Dataset excerpts
======

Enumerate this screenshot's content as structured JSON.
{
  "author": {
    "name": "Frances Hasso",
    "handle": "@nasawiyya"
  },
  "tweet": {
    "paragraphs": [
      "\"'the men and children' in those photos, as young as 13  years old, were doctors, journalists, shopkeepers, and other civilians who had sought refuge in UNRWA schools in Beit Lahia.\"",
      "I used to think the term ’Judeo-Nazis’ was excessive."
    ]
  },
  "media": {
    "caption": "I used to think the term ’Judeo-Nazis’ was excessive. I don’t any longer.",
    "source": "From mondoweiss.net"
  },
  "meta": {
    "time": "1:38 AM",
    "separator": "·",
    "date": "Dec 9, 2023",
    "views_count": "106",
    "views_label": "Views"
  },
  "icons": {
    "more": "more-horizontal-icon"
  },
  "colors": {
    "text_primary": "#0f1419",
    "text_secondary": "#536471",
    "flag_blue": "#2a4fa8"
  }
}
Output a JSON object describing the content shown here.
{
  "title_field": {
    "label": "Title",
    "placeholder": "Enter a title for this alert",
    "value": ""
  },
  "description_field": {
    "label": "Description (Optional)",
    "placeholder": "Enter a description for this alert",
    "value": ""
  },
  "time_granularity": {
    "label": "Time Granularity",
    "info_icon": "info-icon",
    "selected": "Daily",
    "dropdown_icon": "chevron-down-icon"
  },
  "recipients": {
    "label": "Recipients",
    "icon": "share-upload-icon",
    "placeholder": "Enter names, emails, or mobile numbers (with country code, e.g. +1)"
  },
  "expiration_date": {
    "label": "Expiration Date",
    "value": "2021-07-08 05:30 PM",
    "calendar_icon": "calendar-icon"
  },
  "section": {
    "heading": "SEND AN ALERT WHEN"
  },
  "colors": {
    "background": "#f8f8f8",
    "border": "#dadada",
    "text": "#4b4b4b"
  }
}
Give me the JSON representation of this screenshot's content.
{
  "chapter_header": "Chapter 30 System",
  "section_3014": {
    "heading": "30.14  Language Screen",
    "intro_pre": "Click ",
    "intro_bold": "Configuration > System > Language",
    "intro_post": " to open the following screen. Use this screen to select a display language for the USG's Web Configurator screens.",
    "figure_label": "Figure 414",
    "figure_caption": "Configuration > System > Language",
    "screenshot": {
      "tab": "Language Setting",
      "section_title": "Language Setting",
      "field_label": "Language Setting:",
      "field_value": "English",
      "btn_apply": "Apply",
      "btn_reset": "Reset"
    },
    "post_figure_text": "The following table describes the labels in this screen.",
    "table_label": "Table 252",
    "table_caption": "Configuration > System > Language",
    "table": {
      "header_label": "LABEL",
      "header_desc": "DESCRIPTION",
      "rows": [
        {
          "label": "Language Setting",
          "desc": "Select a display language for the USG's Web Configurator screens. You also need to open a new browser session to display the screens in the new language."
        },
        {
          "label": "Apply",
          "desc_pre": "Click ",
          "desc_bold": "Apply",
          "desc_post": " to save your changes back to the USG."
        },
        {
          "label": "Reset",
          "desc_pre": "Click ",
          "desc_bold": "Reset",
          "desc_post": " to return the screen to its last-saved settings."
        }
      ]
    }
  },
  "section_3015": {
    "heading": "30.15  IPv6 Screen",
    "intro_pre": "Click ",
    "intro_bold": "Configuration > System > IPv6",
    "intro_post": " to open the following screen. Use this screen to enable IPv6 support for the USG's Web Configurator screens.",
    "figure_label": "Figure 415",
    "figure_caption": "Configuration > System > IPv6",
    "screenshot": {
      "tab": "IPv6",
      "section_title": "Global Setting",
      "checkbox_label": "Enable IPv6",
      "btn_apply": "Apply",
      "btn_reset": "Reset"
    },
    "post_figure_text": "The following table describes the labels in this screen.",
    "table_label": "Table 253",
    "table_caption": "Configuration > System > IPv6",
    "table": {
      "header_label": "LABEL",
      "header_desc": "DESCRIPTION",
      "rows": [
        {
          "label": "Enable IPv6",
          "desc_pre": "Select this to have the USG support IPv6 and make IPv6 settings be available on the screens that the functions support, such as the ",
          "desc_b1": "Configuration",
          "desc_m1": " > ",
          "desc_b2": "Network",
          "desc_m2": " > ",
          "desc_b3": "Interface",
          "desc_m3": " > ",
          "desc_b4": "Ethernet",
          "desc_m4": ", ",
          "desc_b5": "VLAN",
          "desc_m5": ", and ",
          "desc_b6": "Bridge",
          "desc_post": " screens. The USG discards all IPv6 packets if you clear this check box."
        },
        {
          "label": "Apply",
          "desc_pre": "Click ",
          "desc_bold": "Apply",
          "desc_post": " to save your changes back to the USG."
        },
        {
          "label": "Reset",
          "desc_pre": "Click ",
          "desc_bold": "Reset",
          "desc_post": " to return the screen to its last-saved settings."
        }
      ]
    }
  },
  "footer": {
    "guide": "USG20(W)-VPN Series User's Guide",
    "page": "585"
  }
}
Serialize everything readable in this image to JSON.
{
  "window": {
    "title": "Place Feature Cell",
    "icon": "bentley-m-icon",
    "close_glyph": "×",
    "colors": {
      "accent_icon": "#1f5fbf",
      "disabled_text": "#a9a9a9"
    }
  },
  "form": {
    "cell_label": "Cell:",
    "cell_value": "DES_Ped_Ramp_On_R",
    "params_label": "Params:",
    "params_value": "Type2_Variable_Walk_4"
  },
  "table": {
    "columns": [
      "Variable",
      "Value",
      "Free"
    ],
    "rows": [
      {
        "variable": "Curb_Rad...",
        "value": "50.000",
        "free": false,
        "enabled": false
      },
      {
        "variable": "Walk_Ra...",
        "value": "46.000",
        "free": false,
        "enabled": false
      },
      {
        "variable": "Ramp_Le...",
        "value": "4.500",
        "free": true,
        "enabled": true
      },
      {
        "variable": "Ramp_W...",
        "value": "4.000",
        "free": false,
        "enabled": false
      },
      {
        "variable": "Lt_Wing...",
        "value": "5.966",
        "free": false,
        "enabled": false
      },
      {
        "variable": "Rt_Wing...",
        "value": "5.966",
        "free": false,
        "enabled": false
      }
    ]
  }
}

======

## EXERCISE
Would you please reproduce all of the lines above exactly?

## COMPLETED TASK
Enumerate this screenshot's content as structured JSON.
{
  "author": {
    "name": "Frances Hasso",
    "handle": "@nasawiyya"
  },
  "tweet": {
    "paragraphs": [
      "\"'the men and children' in those photos, as young as 13  years old, were doctors, journalists, shopkeepers, and other civilians who had sought refuge in UNRWA schools in Beit Lahia.\"",
      "I used to think the term ’Judeo-Nazis’ was excessive."
    ]
  },
  "media": {
    "caption": "I used to think the term ’Judeo-Nazis’ was excessive. I don’t any longer.",
    "source": "From mondoweiss.net"
  },
  "meta": {
    "time": "1:38 AM",
    "separator": "·",
    "date": "Dec 9, 2023",
    "views_count": "106",
    "views_label": "Views"
  },
  "icons": {
    "more": "more-horizontal-icon"
  },
  "colors": {
    "text_primary": "#0f1419",
    "text_secondary": "#536471",
    "flag_blue": "#2a4fa8"
  }
}
Output a JSON object describing the content shown here.
{
  "title_field": {
    "label": "Title",
    "placeholder": "Enter a title for this alert",
    "value": ""
  },
  "description_field": {
    "label": "Description (Optional)",
    "placeholder": "Enter a description for this alert",
    "value": ""
  },
  "time_granularity": {
    "label": "Time Granularity",
    "info_icon": "info-icon",
    "selected": "Daily",
    "dropdown_icon": "chevron-down-icon"
  },
  "recipients": {
    "label": "Recipients",
    "icon": "share-upload-icon",
    "placeholder": "Enter names, emails, or mobile numbers (with country code, e.g. +1)"
  },
  "expiration_date": {
    "label": "Expiration Date",
    "value": "2021-07-08 05:30 PM",
    "calendar_icon": "calendar-icon"
  },
  "section": {
    "heading": "SEND AN ALERT WHEN"
  },
  "colors": {
    "background": "#f8f8f8",
    "border": "#dadada",
    "text": "#4b4b4b"
  }
}
Give me the JSON representation of this screenshot's content.
{
  "chapter_header": "Chapter 30 System",
  "section_3014": {
    "heading": "30.14  Language Screen",
    "intro_pre": "Click ",
    "intro_bold": "Configuration > System > Language",
    "intro_post": " to open the following screen. Use this screen to select a display language for the USG's Web Configurator screens.",
    "figure_label": "Figure 414",
    "figure_caption": "Configuration > System > Language",
    "screenshot": {
      "tab": "Language Setting",
      "section_title": "Language Setting",
      "field_label": "Language Setting:",
      "field_value": "English",
      "btn_apply": "Apply",
      "btn_reset": "Reset"
    },
    "post_figure_text": "The following table describes the labels in this screen.",
    "table_label": "Table 252",
    "table_caption": "Configuration > System > Language",
    "table": {
      "header_label": "LABEL",
      "header_desc": "DESCRIPTION",
      "rows": [
        {
          "label": "Language Setting",
          "desc": "Select a display language for the USG's Web Configurator screens. You also need to open a new browser session to display the screens in the new language."
        },
        {
          "label": "Apply",
          "desc_pre": "Click ",
          "desc_bold": "Apply",
          "desc_post": " to save your changes back to the USG."
        },
        {
          "label": "Reset",
          "desc_pre": "Click ",
          "desc_bold": "Reset",
          "desc_post": " to return the screen to its last-saved settings."
        }
      ]
    }
  },
  "section_3015": {
    "heading": "30.15  IPv6 Screen",
    "intro_pre": "Click ",
    "intro_bold": "Configuration > System > IPv6",
    "intro_post": " to open the following screen. Use this screen to enable IPv6 support for the USG's Web Configurator screens.",
    "figure_label": "Figure 415",
    "figure_caption": "Configuration > System > IPv6",
    "screenshot": {
      "tab": "IPv6",
      "section_title": "Global Setting",
      "checkbox_label": "Enable IPv6",
      "btn_apply": "Apply",
      "btn_reset": "Reset"
    },
    "post_figure_text": "The following table describes the labels in this screen.",
    "table_label": "Table 253",
    "table_caption": "Configuration > System > IPv6",
    "table": {
      "header_label": "LABEL",
      "header_desc": "DESCRIPTION",
      "rows": [
        {
          "label": "Enable IPv6",
          "desc_pre": "Select this to have the USG support IPv6 and make IPv6 settings be available on the screens that the functions support, such as the ",
          "desc_b1": "Configuration",
          "desc_m1": " > ",
          "desc_b2": "Network",
          "desc_m2": " > ",
          "desc_b3": "Interface",
          "desc_m3": " > ",
          "desc_b4": "Ethernet",
          "desc_m4": ", ",
          "desc_b5": "VLAN",
          "desc_m5": ", and ",
          "desc_b6": "Bridge",
          "desc_post": " screens. The USG discards all IPv6 packets if you clear this check box."
        },
        {
          "label": "Apply",
          "desc_pre": "Click ",
          "desc_bold": "Apply",
          "desc_post": " to save your changes back to the USG."
        },
        {
          "label": "Reset",
          "desc_pre": "Click ",
          "desc_bold": "Reset",
          "desc_post": " to return the screen to its last-saved settings."
        }
      ]
    }
  },
  "footer": {
    "guide": "USG20(W)-VPN Series User's Guide",
    "page": "585"
  }
}
Serialize everything readable in this image to JSON.
{
  "window": {
    "title": "Place Feature Cell",
    "icon": "bentley-m-icon",
    "close_glyph": "×",
    "colors": {
      "accent_icon": "#1f5fbf",
      "disabled_text": "#a9a9a9"
    }
  },
  "form": {
    "cell_label": "Cell:",
    "cell_value": "DES_Ped_Ramp_On_R",
    "params_label": "Params:",
    "params_value": "Type2_Variable_Walk_4"
  },
  "table": {
    "columns": [
      "Variable",
      "Value",
      "Free"
    ],
    "rows": [
      {
        "variable": "Curb_Rad...",
        "value": "50.000",
        "free": false,
        "enabled": false
      },
      {
        "variable": "Walk_Ra...",
        "value": "46.000",
        "free": false,
        "enabled": false
      },
      {
        "variable": "Ramp_Le...",
        "value": "4.500",
        "free": true,
        "enabled": true
      },
      {
        "variable": "Ramp_W...",
        "value": "4.000",
        "free": false,
        "enabled": false
      },
      {
        "variable": "Lt_Wing...",
        "value": "5.966",
        "free": false,
        "enabled": false
      },
      {
        "variable": "Rt_Wing...",
        "value": "5.966",
        "free": false,
        "enabled": false
      }
    ]
  }
}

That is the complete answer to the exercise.